With the teacher's day around the corner I felt inclined to do some introspection and tried to figure out why this profession has failed to charm the younger generation and why we face a dearth of devoted teachers even in urban areas. I am afraid I have no solution to offer and most of my questions remain unanswered.
There was a time when fathers had no time for their children and mothers being either uneducated or too busy with their household responsibilities found little or no time to check out if their wards were even able to understand what was being taught to them. Tuitions were unheard of and schools coached the weak students after class at a nominal cost. This was the practice in my college too. It was the whole and sole responsibility of the teacher to see to it that the student understood the basics of a subject.
Years later I happened to overhear the conversation between two mothers and it was something like this-
"My daughter has written the same answer that she had written in her class work copy. The teacher has marked it right in her note book and wrong in the unit test. I dare not question her since she may single out my child and demoralise her."
The other one added-
"I encouraged my daughter to think for herself and write in her own words but her teacher struck off the answer and gave her a zero."
According to these ladies the only solution was to send their children for tuition to the concerned teacher.
To be frank I was shocked. I had not faced any problem with my children's teachers nor did I pore into their copies checking each answer. But that was some 20 years back. Had times really changed that much? Was there a communication gap between parents, students and teachers? With educated parents taking serious note of their children's progress were the teachers off loading their responsibilities and expecting parents to do their work? Were they really and truly haressing students who did not opt to be coached by them for a hefty fee?
As a teacher in a college I don't have the responsibilities associated with school teachers. But I wish to say a few things in their defence.
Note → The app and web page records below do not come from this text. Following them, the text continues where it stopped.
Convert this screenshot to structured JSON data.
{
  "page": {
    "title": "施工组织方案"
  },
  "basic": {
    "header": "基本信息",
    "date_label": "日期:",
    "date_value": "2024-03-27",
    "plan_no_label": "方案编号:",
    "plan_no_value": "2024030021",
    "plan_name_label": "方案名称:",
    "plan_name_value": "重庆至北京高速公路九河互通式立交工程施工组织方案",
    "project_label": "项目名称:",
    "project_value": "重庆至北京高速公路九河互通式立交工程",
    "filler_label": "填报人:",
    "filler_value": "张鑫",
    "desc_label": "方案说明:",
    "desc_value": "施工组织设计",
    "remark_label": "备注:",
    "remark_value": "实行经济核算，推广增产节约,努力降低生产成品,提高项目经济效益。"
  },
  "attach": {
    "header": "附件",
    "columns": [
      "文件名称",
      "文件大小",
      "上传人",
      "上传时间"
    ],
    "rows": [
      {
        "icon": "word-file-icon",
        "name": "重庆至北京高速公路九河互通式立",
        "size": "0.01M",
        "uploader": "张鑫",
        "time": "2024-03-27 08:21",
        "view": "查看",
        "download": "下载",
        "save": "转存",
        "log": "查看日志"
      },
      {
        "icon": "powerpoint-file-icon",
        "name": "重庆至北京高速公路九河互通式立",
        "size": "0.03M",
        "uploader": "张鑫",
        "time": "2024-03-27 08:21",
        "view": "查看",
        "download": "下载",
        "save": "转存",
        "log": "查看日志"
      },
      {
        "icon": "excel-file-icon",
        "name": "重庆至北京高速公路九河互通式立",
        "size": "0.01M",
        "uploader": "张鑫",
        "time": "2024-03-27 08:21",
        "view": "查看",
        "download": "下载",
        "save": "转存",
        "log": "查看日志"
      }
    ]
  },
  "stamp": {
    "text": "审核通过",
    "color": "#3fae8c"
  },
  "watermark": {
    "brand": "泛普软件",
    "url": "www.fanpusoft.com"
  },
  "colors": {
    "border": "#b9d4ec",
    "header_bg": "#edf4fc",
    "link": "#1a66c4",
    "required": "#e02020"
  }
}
School teachers are over worked and under a lot of pressure to complete the syllabus. However, that does not entitle them to tick a wrong answer and cross a right one. The simpler solution would be to discuss the answers in class encouraging students to actively participate in the discussion. Copies could be exchanged and trust me when I say that they would be quick to point out mistakes in their friend's answer.
Very often when a student tries to answer in her own words she is unable to express herself and ends up writing the opposite of what she means to say. But awarding a zero is no solution. The class should be involved and weak students should be encouraged to express themselves. Usually the more intelligent students are encouraged to dominate the discussion leaving the weaker ones to fend for themselves. A teacher's success ought to be measured not by the results obtained by the bright ones but rather by every little step taken by the weaker ones towards their betterment.
Teachers and students are not isolated pockets of society. They are complimentary factors in need of constant interaction. They talk of teachers being over worked and underpaid. But better pay has never ensured better work. Motivation for teachers should come from elsewhere. Let us take time to think how it may be achieved. I have a few ideas and maybe I'll take it up later.